Entries from a dataset of interfaces
******
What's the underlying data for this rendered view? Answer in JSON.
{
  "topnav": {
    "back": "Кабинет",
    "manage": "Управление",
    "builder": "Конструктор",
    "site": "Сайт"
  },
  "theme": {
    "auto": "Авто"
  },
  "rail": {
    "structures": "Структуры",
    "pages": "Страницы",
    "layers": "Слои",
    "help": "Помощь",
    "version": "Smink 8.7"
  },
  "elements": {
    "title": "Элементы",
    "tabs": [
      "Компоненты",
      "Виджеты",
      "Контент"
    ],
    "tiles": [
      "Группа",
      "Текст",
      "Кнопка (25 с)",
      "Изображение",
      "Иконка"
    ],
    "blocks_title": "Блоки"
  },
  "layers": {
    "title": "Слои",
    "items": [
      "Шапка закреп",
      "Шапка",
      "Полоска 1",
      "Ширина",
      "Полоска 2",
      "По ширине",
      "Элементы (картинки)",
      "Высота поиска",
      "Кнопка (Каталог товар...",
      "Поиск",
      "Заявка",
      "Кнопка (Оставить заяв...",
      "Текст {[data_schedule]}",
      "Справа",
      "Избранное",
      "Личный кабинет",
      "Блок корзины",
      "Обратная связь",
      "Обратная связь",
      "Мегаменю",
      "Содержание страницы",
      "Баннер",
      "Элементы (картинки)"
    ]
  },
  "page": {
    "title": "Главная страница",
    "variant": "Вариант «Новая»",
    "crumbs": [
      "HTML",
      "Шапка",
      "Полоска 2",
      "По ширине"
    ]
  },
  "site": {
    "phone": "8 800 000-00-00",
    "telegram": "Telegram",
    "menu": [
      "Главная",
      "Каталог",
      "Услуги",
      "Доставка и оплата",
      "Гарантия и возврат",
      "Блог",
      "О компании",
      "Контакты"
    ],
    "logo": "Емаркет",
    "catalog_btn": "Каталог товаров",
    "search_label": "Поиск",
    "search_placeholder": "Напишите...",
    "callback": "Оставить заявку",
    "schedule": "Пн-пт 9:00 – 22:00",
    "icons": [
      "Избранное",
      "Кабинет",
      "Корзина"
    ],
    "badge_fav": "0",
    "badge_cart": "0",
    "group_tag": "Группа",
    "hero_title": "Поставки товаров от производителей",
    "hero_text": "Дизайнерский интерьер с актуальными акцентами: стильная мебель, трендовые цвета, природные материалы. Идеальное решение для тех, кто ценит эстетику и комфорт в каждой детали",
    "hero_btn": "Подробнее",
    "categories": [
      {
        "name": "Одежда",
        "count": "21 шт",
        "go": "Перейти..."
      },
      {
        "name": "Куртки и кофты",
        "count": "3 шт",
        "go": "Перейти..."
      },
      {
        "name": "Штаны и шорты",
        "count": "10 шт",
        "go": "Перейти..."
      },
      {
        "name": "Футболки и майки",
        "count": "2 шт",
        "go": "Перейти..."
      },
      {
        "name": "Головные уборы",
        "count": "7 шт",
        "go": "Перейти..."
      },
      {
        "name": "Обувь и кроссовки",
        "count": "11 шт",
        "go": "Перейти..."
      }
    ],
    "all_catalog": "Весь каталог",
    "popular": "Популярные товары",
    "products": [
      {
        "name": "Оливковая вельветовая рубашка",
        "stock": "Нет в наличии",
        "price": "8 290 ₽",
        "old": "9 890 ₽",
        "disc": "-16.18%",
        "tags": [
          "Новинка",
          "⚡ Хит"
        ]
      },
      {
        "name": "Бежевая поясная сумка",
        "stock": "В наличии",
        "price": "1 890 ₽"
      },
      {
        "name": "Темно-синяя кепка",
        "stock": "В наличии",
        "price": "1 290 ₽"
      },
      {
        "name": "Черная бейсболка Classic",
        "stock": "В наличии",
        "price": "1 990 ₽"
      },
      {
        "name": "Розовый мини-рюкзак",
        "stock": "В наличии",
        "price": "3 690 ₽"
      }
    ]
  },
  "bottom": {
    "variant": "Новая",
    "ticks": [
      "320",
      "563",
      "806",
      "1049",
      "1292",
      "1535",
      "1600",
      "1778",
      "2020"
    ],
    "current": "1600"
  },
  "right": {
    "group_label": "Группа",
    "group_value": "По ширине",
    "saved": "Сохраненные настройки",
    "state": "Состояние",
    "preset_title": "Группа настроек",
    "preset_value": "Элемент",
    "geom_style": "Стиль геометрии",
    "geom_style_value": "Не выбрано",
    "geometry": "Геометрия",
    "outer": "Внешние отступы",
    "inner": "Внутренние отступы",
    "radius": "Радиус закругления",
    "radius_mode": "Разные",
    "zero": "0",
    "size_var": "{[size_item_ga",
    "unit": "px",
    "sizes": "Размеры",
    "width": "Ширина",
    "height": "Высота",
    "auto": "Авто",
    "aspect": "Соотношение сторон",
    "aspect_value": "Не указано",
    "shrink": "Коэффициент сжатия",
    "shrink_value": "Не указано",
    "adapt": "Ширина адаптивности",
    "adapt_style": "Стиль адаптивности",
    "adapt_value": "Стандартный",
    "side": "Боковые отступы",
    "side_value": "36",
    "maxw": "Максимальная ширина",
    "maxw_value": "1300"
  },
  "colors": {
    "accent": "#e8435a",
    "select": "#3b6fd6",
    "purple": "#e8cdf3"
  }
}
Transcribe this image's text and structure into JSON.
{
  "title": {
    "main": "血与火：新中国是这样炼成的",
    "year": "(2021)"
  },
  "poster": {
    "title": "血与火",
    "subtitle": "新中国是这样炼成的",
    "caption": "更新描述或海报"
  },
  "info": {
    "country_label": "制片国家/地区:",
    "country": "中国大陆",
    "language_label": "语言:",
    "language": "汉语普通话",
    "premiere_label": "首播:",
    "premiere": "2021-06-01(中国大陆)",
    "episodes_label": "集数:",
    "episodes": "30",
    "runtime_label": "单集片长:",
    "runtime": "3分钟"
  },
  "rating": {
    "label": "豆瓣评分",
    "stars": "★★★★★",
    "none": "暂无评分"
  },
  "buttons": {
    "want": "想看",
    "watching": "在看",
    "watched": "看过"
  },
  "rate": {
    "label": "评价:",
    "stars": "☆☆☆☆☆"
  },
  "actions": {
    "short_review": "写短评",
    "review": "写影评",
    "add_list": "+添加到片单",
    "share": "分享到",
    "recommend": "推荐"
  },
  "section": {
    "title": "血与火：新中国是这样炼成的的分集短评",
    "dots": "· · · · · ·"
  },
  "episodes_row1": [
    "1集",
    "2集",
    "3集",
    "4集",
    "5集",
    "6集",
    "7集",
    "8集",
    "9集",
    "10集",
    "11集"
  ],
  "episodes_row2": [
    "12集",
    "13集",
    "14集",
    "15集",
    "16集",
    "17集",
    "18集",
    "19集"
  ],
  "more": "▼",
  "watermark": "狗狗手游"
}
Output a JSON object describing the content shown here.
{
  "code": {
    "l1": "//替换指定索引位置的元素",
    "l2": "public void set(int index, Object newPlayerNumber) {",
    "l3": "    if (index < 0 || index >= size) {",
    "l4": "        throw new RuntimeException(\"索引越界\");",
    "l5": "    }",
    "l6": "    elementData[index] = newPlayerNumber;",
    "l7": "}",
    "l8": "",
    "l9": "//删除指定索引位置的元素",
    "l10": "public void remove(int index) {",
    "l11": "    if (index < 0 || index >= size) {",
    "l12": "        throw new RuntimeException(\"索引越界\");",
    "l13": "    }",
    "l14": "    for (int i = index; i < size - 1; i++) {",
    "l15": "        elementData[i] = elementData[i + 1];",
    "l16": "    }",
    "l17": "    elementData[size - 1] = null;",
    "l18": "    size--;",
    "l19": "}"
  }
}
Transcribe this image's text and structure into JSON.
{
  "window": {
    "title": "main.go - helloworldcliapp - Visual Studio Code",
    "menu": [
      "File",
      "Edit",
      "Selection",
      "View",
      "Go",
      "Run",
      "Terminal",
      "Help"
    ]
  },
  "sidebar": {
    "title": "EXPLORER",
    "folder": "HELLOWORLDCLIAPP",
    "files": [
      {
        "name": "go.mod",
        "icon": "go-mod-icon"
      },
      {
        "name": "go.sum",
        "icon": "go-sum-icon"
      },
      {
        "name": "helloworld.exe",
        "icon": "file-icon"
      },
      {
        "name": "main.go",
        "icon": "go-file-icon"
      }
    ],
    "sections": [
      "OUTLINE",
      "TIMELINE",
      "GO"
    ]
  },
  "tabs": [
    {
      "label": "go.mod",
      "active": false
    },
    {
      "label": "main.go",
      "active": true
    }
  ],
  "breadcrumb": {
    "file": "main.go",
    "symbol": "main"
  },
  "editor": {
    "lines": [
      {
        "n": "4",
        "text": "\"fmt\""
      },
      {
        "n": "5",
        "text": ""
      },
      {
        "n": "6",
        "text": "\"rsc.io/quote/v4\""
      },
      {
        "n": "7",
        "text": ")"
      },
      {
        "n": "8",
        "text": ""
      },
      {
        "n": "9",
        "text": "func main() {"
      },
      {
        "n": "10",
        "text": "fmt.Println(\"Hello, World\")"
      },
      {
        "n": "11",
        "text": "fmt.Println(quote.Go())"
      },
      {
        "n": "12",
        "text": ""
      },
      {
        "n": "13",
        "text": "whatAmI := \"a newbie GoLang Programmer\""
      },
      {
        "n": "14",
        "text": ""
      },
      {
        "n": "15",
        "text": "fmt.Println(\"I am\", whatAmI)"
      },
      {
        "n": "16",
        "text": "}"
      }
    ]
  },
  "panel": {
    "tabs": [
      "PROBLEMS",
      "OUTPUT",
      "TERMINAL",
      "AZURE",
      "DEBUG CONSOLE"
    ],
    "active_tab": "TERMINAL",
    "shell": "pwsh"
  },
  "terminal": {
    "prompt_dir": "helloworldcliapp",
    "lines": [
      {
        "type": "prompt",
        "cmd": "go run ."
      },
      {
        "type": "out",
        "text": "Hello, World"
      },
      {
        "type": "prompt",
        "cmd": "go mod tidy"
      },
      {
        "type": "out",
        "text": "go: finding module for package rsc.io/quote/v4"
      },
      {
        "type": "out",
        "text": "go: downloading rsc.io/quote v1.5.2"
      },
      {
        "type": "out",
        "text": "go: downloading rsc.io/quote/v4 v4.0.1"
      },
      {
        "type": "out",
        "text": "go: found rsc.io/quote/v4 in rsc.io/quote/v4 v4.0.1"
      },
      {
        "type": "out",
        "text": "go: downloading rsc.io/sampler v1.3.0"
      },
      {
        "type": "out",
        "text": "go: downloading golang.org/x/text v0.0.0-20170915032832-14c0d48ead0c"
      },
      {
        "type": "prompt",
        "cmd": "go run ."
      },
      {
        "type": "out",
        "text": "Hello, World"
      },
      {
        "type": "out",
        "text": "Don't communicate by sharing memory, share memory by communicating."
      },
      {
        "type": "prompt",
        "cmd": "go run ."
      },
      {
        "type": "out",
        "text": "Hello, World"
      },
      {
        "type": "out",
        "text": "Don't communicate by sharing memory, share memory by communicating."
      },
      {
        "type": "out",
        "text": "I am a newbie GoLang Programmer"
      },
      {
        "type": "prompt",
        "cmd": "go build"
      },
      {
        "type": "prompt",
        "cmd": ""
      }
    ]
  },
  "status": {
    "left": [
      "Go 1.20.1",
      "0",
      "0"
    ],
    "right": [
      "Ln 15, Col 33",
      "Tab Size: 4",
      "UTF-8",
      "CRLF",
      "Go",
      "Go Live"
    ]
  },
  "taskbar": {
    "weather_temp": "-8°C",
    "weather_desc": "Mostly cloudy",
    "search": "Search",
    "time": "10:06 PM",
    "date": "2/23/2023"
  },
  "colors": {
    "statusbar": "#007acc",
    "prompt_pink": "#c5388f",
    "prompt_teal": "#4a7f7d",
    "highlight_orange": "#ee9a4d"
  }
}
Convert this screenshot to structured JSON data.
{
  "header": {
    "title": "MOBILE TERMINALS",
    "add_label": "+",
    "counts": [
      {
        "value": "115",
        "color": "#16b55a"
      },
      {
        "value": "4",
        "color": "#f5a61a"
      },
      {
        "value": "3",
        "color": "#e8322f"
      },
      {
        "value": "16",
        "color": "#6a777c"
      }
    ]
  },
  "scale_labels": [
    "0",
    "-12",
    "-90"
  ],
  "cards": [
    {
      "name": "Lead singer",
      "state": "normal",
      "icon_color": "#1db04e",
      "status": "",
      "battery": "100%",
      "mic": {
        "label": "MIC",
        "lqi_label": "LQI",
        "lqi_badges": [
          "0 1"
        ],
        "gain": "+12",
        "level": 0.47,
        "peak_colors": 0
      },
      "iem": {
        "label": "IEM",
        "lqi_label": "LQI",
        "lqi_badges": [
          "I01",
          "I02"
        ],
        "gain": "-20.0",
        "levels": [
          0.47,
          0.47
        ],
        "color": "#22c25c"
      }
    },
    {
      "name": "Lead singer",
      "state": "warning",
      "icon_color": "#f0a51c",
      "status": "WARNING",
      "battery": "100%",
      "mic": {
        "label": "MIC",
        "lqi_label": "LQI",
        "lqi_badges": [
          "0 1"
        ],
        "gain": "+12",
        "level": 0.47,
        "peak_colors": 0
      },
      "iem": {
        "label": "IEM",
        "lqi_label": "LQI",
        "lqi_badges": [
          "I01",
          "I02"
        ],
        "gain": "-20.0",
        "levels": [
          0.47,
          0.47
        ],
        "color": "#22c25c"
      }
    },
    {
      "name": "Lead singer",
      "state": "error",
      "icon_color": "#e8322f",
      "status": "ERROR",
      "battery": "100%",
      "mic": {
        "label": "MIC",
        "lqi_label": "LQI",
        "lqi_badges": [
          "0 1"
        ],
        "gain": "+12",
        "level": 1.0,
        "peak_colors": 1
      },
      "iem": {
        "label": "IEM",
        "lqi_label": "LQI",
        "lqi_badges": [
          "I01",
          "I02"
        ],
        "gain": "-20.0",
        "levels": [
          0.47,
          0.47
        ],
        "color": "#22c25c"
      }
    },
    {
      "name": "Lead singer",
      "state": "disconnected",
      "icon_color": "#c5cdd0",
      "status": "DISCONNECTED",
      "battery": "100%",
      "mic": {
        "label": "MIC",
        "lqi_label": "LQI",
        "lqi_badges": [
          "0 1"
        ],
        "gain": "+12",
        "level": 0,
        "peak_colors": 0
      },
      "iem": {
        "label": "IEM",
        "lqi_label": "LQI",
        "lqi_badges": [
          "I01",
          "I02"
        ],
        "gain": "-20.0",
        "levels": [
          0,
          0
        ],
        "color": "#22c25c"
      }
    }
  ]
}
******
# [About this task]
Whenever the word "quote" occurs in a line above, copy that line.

# [Finished task]
        "text": "\"rsc.io/quote/v4\""
        "text": "fmt.Println(quote.Go())"
        "text": "go: finding module for package rsc.io/quote/v4"
        "text": "go: downloading rsc.io/quote v1.5.2"
        "text": "go: downloading rsc.io/quote/v4 v4.0.1"
        "text": "go: found rsc.io/quote/v4 in rsc.io/quote/v4 v4.0.1"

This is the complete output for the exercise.